Restate the records in their entirety, word for word.
---------- Input
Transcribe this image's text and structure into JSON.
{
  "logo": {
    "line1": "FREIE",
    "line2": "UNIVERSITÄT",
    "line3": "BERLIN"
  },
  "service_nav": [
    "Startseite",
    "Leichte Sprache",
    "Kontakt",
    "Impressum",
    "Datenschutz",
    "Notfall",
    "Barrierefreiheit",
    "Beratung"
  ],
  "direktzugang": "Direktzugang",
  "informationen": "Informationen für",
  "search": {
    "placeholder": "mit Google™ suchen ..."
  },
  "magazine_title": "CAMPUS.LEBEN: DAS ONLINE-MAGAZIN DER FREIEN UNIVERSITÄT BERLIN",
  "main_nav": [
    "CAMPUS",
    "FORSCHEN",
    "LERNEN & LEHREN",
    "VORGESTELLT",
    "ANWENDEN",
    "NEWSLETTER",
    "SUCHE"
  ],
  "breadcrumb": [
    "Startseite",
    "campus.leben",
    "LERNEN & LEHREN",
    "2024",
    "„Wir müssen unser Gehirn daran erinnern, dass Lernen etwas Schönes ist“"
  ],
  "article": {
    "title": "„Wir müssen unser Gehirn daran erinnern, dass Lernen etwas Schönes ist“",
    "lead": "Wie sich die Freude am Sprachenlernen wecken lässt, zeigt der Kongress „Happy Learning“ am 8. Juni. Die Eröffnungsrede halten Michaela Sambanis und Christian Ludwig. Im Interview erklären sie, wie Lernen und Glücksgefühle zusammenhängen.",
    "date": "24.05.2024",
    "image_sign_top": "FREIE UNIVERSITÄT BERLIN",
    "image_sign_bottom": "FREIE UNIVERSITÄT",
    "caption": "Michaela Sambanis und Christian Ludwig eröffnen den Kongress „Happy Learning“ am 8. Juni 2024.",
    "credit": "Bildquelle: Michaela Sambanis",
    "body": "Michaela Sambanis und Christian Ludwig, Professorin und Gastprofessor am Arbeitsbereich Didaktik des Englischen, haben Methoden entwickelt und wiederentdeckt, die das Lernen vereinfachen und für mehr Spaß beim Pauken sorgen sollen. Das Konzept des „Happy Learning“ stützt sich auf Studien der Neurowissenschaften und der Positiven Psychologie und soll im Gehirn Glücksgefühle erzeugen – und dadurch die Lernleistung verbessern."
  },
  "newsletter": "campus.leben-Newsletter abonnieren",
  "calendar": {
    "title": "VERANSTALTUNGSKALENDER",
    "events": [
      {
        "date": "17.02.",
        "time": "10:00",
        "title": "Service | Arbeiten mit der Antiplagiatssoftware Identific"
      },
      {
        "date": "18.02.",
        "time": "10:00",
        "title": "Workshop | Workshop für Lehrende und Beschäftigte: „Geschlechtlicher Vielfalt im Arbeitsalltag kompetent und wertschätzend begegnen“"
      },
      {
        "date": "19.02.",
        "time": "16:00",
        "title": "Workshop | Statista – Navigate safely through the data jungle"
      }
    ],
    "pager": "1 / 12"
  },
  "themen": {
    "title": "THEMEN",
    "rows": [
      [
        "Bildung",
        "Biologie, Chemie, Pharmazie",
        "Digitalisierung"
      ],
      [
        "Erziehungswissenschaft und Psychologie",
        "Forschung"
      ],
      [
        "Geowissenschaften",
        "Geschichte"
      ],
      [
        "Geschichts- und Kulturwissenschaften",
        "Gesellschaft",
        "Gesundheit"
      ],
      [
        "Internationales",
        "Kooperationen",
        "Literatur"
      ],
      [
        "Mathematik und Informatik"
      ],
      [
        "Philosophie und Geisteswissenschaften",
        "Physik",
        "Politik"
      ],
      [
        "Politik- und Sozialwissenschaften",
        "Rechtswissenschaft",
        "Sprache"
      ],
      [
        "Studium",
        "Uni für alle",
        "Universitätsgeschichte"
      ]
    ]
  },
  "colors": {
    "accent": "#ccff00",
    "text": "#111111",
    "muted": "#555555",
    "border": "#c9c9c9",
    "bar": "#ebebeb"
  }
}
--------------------
**Answer to the exercise:**
Transcribe this image's text and structure into JSON.
{
  "logo": {
    "line1": "FREIE",
    "line2": "UNIVERSITÄT",
    "line3": "BERLIN"
  },
  "service_nav": [
    "Startseite",
    "Leichte Sprache",
    "Kontakt",
    "Impressum",
    "Datenschutz",
    "Notfall",
    "Barrierefreiheit",
    "Beratung"
  ],
  "direktzugang": "Direktzugang",
  "informationen": "Informationen für",
  "search": {
    "placeholder": "mit Google™ suchen ..."
  },
  "magazine_title": "CAMPUS.LEBEN: DAS ONLINE-MAGAZIN DER FREIEN UNIVERSITÄT BERLIN",
  "main_nav": [
    "CAMPUS",
    "FORSCHEN",
    "LERNEN & LEHREN",
    "VORGESTELLT",
    "ANWENDEN",
    "NEWSLETTER",
    "SUCHE"
  ],
  "breadcrumb": [
    "Startseite",
    "campus.leben",
    "LERNEN & LEHREN",
    "2024",
    "„Wir müssen unser Gehirn daran erinnern, dass Lernen etwas Schönes ist“"
  ],
  "article": {
    "title": "„Wir müssen unser Gehirn daran erinnern, dass Lernen etwas Schönes ist“",
    "lead": "Wie sich die Freude am Sprachenlernen wecken lässt, zeigt der Kongress „Happy Learning“ am 8. Juni. Die Eröffnungsrede halten Michaela Sambanis und Christian Ludwig. Im Interview erklären sie, wie Lernen und Glücksgefühle zusammenhängen.",
    "date": "24.05.2024",
    "image_sign_top": "FREIE UNIVERSITÄT BERLIN",
    "image_sign_bottom": "FREIE UNIVERSITÄT",
    "caption": "Michaela Sambanis und Christian Ludwig eröffnen den Kongress „Happy Learning“ am 8. Juni 2024.",
    "credit": "Bildquelle: Michaela Sambanis",
    "body": "Michaela Sambanis und Christian Ludwig, Professorin und Gastprofessor am Arbeitsbereich Didaktik des Englischen, haben Methoden entwickelt und wiederentdeckt, die das Lernen vereinfachen und für mehr Spaß beim Pauken sorgen sollen. Das Konzept des „Happy Learning“ stützt sich auf Studien der Neurowissenschaften und der Positiven Psychologie und soll im Gehirn Glücksgefühle erzeugen – und dadurch die Lernleistung verbessern."
  },
  "newsletter": "campus.leben-Newsletter abonnieren",
  "calendar": {
    "title": "VERANSTALTUNGSKALENDER",
    "events": [
      {
        "date": "17.02.",
        "time": "10:00",
        "title": "Service | Arbeiten mit der Antiplagiatssoftware Identific"
      },
      {
        "date": "18.02.",
        "time": "10:00",
        "title": "Workshop | Workshop für Lehrende und Beschäftigte: „Geschlechtlicher Vielfalt im Arbeitsalltag kompetent und wertschätzend begegnen“"
      },
      {
        "date": "19.02.",
        "time": "16:00",
        "title": "Workshop | Statista – Navigate safely through the data jungle"
      }
    ],
    "pager": "1 / 12"
  },
  "themen": {
    "title": "THEMEN",
    "rows": [
      [
        "Bildung",
        "Biologie, Chemie, Pharmazie",
        "Digitalisierung"
      ],
      [
        "Erziehungswissenschaft und Psychologie",
        "Forschung"
      ],
      [
        "Geowissenschaften",
        "Geschichte"
      ],
      [
        "Geschichts- und Kulturwissenschaften",
        "Gesellschaft",
        "Gesundheit"
      ],
      [
        "Internationales",
        "Kooperationen",
        "Literatur"
      ],
      [
        "Mathematik und Informatik"
      ],
      [
        "Philosophie und Geisteswissenschaften",
        "Physik",
        "Politik"
      ],
      [
        "Politik- und Sozialwissenschaften",
        "Rechtswissenschaft",
        "Sprache"
      ],
      [
        "Studium",
        "Uni für alle",
        "Universitätsgeschichte"
      ]
    ]
  },
  "colors": {
    "accent": "#ccff00",
    "text": "#111111",
    "muted": "#555555",
    "border": "#c9c9c9",
    "bar": "#ebebeb"
  }
}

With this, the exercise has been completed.